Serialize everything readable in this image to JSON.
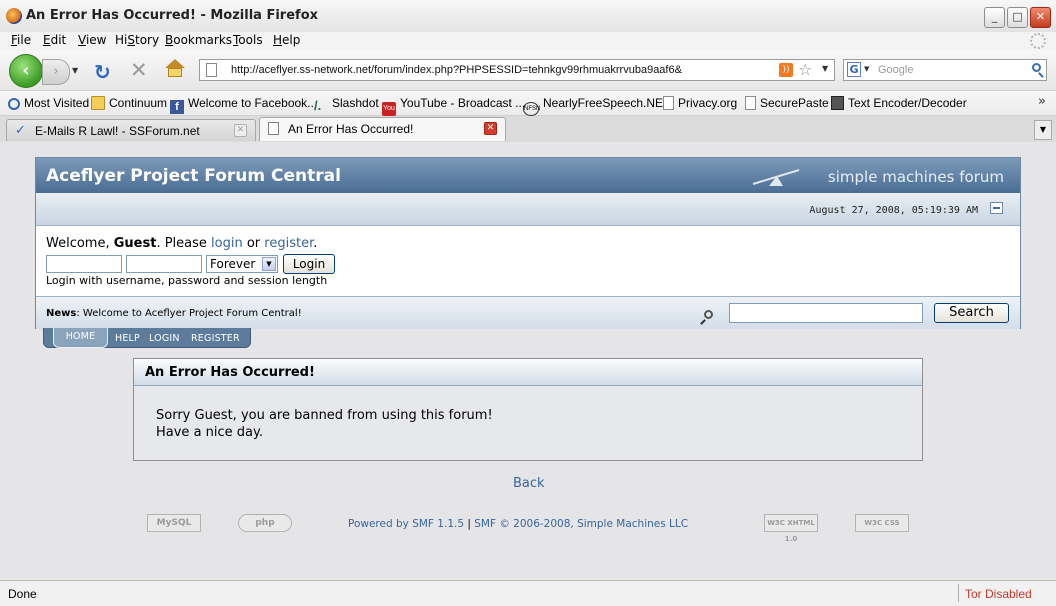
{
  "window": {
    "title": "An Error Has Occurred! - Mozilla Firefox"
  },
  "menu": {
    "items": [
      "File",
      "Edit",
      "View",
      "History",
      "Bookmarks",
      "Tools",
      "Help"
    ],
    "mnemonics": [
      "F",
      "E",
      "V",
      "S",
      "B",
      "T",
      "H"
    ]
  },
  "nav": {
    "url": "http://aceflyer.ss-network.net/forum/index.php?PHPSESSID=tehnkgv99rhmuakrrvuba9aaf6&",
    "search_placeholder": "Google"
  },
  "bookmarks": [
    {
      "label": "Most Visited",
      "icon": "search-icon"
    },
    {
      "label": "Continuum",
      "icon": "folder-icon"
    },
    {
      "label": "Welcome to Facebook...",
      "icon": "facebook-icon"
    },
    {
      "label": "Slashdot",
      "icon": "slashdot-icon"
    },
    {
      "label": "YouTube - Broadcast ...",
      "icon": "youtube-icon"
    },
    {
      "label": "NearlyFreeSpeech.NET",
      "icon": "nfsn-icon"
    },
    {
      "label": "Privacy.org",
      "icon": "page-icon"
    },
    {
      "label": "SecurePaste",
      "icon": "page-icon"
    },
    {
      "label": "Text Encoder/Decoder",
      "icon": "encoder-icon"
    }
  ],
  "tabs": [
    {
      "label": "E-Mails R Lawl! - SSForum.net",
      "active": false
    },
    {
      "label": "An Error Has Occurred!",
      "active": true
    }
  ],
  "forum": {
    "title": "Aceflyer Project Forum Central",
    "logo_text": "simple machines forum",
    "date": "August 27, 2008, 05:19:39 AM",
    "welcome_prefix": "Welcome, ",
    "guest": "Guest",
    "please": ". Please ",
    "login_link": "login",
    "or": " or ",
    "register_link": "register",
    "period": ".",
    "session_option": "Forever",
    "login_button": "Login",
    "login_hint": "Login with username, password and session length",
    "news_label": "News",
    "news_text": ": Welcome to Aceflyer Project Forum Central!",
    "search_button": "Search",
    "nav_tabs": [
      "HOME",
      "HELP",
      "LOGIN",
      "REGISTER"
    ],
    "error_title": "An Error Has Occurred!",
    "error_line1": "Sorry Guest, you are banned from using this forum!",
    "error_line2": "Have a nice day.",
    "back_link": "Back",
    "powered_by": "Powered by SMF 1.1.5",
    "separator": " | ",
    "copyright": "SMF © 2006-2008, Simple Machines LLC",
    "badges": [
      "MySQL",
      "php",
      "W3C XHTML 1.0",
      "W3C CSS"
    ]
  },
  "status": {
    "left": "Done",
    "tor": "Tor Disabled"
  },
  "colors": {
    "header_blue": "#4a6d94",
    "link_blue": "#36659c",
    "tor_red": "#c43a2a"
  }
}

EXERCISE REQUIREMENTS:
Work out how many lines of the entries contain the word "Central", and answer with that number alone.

TASK ANSWER:
2